Bottom Line: We found a correlation between microclimatic conditions and numbers of micro-organisms in the air in the tested working environments.In addition, a correlation was also found between ergosterol concentration and the number of fungi in the air.Particles within the dominant fractions of culturable fungal aerosols sampled from museum storerooms had aerodynamic diameters between 1.1 and 2.1 µm.

View Article: PubMed Central - PubMed

Affiliation: Institute of Fermentation Technology and Microbiology, Lodz University of Technology, 171/173 Wólczańska St, 90-924 Lodz, Poland.

ABSTRACT

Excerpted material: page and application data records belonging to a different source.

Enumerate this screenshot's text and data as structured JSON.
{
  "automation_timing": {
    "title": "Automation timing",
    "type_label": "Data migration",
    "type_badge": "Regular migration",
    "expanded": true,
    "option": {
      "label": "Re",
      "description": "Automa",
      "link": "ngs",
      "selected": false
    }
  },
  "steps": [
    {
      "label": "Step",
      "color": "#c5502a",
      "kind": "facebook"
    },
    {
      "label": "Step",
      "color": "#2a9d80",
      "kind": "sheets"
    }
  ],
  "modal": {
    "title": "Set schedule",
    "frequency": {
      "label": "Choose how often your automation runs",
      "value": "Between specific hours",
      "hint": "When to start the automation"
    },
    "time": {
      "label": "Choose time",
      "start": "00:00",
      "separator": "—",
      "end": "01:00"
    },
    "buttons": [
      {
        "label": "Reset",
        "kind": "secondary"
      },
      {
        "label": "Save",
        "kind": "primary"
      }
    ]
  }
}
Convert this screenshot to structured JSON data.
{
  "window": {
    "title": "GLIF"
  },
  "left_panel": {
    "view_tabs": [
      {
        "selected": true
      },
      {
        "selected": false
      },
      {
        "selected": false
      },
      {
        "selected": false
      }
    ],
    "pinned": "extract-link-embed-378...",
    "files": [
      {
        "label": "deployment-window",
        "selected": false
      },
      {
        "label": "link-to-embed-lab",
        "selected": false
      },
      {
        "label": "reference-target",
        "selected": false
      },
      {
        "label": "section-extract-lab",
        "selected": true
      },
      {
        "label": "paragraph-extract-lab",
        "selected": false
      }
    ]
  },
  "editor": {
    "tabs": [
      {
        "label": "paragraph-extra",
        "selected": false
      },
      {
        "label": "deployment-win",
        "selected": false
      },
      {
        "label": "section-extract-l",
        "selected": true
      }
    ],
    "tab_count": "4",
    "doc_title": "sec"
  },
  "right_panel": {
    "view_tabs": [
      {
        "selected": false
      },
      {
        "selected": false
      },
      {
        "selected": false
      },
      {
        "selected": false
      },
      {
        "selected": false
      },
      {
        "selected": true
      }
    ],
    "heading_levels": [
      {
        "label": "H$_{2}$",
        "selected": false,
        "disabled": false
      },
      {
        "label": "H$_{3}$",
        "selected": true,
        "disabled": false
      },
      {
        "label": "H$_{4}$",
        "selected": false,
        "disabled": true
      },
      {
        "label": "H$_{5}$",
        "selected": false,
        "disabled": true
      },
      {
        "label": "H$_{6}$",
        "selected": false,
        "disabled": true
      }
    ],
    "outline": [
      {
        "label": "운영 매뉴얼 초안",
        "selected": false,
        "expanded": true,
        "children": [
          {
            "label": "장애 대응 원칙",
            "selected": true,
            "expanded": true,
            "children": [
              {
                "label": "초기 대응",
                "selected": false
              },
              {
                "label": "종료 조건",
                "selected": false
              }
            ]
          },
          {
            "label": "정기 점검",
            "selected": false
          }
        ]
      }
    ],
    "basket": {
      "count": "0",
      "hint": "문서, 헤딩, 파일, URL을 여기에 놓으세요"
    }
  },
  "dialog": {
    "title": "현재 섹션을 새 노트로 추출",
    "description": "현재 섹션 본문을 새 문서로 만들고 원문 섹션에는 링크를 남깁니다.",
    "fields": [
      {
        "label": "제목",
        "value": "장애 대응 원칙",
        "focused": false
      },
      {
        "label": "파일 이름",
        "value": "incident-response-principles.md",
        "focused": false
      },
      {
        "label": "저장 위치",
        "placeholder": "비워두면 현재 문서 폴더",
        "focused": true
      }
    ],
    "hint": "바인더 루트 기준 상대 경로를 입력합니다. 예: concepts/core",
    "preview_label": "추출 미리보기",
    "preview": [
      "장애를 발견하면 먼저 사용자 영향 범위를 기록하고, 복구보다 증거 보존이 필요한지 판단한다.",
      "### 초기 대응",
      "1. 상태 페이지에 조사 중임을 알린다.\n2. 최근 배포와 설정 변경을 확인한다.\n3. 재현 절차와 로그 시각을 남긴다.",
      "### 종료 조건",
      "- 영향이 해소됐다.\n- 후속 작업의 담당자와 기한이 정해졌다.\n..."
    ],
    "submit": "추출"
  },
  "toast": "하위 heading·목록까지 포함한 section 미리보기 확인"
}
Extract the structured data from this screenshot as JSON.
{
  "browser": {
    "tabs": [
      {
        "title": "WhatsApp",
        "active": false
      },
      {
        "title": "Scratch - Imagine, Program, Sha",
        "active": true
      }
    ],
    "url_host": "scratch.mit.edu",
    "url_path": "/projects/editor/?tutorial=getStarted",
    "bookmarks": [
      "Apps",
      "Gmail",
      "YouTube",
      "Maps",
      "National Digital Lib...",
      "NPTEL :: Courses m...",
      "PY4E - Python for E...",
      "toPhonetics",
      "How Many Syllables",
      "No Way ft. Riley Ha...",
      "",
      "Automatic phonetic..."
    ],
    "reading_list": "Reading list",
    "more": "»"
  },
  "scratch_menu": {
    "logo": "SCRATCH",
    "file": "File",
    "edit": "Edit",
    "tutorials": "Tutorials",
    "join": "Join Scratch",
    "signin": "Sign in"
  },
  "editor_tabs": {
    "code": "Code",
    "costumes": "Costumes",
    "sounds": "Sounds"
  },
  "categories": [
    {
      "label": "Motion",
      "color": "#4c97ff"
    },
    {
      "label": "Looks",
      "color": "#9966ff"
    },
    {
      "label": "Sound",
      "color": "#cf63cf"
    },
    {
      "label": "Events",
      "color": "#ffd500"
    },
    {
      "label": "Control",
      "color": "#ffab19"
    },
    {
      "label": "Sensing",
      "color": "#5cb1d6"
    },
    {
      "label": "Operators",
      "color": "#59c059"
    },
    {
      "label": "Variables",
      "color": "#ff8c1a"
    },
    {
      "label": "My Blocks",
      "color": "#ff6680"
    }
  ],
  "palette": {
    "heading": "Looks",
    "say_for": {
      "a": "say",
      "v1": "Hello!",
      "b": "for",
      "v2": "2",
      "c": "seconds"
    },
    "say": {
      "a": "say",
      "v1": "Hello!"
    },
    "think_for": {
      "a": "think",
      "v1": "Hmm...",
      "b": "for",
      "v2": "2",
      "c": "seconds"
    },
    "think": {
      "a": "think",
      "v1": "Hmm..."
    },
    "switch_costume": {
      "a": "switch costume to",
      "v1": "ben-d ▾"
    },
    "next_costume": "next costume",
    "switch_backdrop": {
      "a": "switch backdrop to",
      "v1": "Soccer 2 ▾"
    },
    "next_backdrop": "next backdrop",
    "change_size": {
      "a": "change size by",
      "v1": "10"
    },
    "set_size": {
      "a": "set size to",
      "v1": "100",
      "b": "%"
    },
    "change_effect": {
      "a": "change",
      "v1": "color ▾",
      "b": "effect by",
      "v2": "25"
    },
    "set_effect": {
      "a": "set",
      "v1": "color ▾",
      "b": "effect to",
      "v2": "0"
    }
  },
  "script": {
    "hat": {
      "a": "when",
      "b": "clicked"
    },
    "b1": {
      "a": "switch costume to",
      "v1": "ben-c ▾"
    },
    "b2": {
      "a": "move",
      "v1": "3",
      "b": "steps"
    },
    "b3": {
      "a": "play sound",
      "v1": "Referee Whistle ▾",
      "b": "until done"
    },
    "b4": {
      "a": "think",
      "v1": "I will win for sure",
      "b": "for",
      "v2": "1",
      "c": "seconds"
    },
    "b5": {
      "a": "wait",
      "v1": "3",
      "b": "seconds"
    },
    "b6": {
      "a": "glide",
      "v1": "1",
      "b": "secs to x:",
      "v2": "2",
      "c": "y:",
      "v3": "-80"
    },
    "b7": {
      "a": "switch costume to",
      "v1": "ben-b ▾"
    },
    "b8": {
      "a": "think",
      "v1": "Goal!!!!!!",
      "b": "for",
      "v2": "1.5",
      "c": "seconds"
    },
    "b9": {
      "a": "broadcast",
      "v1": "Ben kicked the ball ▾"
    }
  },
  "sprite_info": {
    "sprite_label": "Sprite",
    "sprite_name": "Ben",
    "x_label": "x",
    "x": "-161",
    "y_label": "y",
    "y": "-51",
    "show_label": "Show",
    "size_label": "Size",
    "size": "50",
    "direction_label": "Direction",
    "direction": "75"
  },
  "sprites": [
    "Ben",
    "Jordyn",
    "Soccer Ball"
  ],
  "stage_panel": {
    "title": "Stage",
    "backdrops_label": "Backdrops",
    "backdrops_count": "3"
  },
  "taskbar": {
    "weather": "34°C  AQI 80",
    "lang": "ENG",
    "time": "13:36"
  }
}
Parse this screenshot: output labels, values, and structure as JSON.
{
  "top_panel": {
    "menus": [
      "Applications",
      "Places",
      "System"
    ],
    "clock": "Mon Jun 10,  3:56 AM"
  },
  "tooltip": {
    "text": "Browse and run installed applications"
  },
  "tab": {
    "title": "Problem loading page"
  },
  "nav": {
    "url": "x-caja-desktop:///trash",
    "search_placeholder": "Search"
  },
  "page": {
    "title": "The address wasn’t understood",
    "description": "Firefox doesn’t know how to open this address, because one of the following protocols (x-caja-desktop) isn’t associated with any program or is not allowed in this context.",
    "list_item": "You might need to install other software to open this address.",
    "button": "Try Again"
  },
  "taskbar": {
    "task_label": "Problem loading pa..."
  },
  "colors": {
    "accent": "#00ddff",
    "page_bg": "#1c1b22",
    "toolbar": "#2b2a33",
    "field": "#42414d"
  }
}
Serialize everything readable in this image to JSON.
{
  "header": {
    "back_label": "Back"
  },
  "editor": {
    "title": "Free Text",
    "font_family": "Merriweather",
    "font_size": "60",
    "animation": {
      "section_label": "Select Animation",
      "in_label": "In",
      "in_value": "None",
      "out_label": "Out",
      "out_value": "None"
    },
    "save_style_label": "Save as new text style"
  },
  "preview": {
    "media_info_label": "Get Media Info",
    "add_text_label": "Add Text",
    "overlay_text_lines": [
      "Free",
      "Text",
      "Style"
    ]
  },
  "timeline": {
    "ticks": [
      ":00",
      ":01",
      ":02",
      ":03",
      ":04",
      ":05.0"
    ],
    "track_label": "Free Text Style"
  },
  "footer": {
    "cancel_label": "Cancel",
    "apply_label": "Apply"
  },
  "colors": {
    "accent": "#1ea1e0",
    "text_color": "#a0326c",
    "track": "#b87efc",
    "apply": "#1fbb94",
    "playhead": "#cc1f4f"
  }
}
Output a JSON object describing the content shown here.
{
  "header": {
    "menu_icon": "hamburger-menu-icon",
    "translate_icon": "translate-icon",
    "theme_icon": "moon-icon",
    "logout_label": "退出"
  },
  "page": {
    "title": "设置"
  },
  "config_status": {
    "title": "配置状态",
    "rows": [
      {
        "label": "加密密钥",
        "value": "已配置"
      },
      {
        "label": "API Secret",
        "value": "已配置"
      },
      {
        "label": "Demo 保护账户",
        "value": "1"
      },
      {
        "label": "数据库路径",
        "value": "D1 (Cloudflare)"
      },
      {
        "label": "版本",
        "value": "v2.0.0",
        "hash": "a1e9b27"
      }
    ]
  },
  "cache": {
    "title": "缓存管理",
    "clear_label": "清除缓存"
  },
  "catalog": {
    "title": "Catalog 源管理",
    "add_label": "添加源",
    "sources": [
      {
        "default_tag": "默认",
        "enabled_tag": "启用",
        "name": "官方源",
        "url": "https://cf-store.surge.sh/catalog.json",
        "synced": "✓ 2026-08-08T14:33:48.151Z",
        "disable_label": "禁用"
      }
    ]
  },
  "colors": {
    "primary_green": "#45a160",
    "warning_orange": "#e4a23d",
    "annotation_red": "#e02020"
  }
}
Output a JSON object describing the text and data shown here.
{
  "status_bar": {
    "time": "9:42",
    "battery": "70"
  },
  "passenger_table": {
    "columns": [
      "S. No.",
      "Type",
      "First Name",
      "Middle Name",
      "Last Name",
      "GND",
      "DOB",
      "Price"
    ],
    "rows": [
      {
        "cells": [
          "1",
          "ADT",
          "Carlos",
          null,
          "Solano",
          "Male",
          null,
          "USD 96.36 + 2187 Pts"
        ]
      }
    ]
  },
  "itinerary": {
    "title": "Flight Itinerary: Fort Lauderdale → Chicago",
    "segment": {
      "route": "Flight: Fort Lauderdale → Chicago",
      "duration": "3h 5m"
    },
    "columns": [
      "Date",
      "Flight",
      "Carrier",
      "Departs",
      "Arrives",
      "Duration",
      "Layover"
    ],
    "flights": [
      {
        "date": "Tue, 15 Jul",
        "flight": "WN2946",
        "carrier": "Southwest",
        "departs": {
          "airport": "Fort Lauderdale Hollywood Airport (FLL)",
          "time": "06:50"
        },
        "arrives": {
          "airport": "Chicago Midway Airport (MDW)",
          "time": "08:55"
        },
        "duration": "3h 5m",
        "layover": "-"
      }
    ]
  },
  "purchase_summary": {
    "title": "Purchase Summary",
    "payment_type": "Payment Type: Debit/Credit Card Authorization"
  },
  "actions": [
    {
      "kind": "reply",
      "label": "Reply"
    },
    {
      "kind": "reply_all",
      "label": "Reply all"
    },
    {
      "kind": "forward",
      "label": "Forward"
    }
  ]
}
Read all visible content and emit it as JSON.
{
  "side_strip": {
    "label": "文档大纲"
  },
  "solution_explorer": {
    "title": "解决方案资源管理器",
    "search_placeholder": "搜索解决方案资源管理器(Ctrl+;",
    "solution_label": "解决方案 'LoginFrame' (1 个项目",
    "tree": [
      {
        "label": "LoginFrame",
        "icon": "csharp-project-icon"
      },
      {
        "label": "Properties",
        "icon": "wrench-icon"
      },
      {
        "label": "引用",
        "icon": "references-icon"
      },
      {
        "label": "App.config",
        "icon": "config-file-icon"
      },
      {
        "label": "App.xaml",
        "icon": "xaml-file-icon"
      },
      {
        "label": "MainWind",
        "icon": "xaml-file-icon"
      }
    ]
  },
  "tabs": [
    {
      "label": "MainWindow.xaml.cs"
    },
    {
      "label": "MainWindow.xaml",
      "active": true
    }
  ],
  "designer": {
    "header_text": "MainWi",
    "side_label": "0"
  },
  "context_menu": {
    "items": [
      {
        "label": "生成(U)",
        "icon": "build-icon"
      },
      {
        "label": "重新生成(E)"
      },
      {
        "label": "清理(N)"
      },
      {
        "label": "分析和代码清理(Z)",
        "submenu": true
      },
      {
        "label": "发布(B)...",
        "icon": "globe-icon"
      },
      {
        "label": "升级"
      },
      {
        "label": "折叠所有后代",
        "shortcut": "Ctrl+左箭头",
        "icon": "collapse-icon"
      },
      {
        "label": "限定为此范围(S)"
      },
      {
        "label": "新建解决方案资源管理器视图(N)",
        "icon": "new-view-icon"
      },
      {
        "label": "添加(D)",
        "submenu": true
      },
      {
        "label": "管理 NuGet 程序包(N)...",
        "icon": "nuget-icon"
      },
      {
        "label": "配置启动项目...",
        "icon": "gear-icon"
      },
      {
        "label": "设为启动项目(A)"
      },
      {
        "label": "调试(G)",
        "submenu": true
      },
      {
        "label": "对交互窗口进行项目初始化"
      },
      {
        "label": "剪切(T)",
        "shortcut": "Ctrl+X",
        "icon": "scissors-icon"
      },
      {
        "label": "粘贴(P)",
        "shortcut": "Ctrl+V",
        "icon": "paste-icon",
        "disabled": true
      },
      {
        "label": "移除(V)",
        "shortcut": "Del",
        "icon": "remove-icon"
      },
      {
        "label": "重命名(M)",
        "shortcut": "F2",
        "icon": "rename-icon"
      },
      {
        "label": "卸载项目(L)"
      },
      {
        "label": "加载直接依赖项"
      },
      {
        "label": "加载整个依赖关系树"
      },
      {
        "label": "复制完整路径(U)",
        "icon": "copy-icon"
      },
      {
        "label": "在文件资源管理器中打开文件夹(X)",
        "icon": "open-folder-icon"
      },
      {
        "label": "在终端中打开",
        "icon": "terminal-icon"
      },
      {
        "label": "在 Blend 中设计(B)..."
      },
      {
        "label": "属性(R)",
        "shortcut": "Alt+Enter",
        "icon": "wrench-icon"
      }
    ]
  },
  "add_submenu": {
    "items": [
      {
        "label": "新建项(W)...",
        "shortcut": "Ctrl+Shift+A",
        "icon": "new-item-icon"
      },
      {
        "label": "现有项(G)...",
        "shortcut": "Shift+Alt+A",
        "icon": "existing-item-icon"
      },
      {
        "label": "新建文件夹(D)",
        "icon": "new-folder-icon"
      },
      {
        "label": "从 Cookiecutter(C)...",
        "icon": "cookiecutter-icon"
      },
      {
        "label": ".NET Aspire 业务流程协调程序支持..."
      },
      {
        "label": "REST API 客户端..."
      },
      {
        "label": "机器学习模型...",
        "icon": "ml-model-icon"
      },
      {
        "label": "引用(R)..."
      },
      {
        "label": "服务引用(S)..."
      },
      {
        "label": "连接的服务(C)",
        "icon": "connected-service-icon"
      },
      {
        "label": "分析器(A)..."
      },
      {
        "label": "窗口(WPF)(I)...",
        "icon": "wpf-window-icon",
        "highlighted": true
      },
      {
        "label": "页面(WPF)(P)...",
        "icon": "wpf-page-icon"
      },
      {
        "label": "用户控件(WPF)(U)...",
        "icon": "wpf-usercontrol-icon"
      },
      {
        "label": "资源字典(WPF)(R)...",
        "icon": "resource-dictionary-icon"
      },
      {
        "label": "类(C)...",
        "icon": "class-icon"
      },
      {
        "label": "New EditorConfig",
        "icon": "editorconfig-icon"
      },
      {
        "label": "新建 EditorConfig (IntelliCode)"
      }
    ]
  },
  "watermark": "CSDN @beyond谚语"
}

Museums, archives and libraries have large working environments. The goal of this study was to determine microbial contamination in these work places and estimate the influence of microclimatic parameters and total dust content on microbial contamination. In addition, research included evaluation of ergosterol concentration and fungal bioaerosol particle size distribution. Numbers of micro-organisms in the air and on the surfaces in museums were higher (2.1 × 10(2)-7.0 × 10(3) cfu/m(3) and 1.4 × 10(2)-1.7 × 10(4) cfu/100 cm(2), respectively) than in archives and libraries (3.2 × 10(2)-7.2 × 10(2) cfu/m(3) and 8.4 × 10(2)-8.8 × 10(2) cfu/100 cm(2), respectively). The numbers of micro-organisms detected in the tested museums, archives and libraries did not exceed occupational exposure limits proposed by Polish Committee for the Highest Permissible Concentrations and Intensities of Noxious Agents at the Workplace. The concentrations of respirable and suspended dust in museum storerooms were 2-4 times higher than the WHO-recommended limits. We found a correlation between microclimatic conditions and numbers of micro-organisms in the air in the tested working environments. In addition, a correlation was also found between ergosterol concentration and the number of fungi in the air. Fungi were the dominant micro-organisms in the working environments tested. Particles within the dominant fractions of culturable fungal aerosols sampled from museum storerooms had aerodynamic diameters between 1.1 and 2.1 µm.

No MeSH data available.


Related in: MedlinePlus